**EXERCISE DETAILS**
Return only the number of lines in the records below where the string "Historie" shows up.

(Collected data)
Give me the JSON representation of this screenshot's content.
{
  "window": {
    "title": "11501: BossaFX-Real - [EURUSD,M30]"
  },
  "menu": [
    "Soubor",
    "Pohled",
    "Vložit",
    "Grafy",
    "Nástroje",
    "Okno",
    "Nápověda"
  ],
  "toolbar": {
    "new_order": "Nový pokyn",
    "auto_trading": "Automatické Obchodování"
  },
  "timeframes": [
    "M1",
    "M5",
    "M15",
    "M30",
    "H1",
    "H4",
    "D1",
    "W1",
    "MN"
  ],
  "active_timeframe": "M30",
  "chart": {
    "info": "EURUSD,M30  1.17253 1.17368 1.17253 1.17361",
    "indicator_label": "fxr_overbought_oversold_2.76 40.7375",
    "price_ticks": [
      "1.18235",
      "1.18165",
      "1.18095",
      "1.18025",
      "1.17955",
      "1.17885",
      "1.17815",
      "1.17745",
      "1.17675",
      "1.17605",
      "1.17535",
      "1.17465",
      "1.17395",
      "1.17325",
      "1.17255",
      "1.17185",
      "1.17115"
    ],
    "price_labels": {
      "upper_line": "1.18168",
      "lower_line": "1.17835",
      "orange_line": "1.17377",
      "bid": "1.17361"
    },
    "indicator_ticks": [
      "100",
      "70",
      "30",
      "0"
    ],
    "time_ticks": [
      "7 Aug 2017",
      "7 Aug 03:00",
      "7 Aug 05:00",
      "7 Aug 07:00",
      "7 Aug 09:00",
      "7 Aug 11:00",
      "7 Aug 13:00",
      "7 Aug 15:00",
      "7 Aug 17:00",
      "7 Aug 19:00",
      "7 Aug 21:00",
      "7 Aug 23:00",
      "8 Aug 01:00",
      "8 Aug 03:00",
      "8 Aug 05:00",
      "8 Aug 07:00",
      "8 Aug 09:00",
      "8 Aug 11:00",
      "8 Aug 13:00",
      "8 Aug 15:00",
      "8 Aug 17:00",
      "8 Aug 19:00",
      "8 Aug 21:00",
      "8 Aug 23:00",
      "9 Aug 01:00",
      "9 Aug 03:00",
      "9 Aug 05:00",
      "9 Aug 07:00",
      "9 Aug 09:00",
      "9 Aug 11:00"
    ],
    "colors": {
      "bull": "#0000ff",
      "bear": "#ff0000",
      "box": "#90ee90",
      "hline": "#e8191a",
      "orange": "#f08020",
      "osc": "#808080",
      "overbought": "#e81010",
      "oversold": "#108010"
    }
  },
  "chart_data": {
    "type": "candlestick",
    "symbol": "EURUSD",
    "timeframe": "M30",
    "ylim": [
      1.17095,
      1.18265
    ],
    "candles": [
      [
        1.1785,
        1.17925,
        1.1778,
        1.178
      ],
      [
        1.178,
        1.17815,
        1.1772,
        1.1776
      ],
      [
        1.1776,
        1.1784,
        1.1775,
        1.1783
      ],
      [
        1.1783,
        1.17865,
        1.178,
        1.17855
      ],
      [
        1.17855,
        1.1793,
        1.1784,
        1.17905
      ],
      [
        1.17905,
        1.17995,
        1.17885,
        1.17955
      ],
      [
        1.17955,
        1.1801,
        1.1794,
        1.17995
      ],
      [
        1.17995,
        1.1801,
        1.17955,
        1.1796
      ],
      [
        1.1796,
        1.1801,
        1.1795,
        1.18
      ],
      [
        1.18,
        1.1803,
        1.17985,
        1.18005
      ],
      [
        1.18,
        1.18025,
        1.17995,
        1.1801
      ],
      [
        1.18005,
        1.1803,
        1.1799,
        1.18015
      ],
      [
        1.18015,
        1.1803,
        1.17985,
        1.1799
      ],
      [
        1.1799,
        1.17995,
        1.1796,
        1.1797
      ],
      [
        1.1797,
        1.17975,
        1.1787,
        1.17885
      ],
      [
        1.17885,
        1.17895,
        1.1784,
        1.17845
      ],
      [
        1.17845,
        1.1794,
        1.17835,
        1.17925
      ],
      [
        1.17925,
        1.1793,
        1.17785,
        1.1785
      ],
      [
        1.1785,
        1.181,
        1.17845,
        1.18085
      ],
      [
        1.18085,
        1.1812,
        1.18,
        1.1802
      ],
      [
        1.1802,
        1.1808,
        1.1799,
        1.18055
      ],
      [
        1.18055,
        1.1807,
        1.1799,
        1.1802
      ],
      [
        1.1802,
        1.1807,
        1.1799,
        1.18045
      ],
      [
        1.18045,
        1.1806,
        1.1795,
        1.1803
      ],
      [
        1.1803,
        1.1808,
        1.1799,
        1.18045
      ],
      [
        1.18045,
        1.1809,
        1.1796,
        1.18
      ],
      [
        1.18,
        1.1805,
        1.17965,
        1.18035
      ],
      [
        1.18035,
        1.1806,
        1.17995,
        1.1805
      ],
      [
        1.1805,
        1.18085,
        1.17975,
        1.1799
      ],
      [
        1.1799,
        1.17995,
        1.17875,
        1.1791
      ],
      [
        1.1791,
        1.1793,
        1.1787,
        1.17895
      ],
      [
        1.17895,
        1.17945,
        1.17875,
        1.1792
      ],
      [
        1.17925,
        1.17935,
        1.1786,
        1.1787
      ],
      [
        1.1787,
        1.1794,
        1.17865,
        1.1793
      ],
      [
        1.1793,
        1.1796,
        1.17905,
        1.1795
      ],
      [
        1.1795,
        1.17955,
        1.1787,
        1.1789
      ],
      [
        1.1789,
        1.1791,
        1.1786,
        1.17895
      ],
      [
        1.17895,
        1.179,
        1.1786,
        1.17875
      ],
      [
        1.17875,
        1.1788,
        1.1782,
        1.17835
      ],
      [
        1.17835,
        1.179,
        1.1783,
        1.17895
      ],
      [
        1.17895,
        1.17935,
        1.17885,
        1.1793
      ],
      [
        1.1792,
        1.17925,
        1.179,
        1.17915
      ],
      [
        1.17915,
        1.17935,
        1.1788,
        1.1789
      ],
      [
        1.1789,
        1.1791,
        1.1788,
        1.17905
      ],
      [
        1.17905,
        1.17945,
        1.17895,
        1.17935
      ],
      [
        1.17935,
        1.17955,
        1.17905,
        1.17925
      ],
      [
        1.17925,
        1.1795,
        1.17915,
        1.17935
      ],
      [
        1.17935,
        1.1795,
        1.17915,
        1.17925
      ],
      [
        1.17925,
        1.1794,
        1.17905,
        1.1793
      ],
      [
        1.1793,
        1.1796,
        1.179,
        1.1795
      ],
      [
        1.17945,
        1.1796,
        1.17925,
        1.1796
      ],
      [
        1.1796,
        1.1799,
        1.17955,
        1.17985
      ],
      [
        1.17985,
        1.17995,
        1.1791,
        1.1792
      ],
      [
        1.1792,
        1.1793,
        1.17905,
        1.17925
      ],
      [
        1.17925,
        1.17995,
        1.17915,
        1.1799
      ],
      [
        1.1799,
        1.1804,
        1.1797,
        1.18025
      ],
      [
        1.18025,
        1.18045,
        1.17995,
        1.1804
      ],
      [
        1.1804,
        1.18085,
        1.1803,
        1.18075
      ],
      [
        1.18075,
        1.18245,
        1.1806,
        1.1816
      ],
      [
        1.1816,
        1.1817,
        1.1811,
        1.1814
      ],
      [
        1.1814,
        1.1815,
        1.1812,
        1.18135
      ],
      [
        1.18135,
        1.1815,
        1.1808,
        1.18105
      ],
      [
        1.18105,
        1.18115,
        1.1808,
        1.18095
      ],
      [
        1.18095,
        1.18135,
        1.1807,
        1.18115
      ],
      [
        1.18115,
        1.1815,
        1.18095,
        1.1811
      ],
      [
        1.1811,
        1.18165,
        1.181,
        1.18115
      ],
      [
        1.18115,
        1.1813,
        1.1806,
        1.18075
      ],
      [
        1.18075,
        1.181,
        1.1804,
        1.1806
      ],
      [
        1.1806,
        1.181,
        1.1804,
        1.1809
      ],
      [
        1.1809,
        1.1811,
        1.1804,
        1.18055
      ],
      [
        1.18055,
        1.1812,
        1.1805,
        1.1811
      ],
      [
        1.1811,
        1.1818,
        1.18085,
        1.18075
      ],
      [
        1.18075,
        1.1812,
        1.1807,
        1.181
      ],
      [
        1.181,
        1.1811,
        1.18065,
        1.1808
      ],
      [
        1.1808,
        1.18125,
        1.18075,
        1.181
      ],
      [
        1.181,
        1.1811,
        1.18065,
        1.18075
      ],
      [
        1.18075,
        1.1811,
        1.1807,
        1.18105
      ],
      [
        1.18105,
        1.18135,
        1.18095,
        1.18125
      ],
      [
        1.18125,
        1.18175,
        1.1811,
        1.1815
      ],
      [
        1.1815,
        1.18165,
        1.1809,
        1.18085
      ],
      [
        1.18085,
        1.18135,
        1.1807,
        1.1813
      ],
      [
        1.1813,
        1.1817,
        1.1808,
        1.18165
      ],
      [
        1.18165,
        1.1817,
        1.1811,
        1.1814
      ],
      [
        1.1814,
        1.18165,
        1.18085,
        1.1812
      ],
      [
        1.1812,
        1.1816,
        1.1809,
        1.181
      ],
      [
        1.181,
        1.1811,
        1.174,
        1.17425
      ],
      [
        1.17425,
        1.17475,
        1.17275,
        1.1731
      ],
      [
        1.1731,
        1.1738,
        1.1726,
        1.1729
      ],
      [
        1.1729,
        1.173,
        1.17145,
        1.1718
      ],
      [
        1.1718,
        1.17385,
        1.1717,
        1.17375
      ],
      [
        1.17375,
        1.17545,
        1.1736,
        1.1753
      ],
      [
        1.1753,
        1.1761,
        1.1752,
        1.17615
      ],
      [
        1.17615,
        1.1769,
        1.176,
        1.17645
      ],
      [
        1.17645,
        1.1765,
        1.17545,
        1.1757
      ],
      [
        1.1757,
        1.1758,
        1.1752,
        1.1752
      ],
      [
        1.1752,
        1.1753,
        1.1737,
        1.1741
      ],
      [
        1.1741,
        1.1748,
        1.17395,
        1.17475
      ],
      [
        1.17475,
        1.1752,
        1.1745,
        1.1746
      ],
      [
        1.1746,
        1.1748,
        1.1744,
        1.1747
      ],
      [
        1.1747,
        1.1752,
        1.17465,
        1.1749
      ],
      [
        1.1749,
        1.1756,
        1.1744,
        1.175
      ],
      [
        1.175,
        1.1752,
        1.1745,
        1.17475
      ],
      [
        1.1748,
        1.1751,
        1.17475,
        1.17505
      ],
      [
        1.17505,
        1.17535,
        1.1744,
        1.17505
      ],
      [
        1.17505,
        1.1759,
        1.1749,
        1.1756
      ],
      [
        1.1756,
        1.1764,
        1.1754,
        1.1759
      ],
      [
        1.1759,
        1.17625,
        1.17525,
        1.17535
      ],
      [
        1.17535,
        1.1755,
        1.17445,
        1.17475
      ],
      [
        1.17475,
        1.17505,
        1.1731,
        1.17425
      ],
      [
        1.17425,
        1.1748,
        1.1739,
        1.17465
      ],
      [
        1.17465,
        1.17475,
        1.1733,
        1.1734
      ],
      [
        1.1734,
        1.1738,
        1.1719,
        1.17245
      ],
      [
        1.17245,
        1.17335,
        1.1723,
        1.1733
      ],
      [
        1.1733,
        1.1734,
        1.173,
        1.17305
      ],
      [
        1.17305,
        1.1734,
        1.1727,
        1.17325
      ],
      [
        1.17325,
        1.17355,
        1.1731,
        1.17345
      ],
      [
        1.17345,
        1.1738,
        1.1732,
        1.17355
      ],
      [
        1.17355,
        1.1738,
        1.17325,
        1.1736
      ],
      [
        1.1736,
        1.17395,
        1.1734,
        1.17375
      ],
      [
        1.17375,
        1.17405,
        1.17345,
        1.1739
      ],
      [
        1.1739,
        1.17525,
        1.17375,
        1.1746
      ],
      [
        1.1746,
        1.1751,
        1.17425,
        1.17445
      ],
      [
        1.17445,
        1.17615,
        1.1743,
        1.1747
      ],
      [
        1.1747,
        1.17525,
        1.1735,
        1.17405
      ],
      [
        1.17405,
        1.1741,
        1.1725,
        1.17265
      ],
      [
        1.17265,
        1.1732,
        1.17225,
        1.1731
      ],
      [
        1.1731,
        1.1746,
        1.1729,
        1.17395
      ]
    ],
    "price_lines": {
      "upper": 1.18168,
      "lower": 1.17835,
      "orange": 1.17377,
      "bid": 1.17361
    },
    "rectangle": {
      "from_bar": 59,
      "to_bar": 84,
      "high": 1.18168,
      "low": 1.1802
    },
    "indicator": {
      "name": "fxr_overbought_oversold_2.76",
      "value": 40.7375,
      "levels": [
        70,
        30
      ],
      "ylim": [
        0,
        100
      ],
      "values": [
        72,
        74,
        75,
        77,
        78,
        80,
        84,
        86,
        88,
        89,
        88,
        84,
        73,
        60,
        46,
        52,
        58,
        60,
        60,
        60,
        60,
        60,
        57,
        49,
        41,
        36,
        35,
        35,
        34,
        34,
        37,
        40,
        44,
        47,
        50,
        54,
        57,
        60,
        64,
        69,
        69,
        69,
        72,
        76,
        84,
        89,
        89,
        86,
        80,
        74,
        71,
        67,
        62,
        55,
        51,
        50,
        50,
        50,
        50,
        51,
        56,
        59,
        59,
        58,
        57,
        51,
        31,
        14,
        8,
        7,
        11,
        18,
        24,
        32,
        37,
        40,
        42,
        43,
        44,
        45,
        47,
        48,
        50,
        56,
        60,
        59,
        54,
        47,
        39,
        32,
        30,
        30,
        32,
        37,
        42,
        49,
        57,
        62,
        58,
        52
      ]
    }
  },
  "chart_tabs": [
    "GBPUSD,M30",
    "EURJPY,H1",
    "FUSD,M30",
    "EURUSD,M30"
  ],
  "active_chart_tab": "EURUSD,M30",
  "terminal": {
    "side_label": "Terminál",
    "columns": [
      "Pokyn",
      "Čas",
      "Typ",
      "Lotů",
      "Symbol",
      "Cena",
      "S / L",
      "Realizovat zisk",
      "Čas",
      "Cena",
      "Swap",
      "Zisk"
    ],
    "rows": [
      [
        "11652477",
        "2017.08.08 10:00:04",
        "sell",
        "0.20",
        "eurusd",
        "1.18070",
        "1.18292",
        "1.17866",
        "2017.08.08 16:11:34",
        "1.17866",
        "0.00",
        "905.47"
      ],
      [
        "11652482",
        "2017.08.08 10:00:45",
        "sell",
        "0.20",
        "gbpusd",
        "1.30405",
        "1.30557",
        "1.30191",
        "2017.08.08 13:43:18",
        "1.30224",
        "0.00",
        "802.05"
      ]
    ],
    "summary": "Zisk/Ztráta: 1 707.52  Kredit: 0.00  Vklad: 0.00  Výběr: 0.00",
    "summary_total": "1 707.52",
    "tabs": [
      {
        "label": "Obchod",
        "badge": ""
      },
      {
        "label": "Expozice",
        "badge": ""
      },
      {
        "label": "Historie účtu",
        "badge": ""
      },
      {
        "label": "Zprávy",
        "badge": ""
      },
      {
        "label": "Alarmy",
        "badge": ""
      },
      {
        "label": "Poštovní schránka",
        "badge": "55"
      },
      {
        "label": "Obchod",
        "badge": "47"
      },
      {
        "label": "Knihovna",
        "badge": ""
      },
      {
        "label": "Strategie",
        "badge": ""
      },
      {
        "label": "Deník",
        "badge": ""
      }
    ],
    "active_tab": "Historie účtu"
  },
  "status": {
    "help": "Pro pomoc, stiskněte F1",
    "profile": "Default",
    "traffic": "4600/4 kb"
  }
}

**ANSWER FOR THIS EXERCISE**
2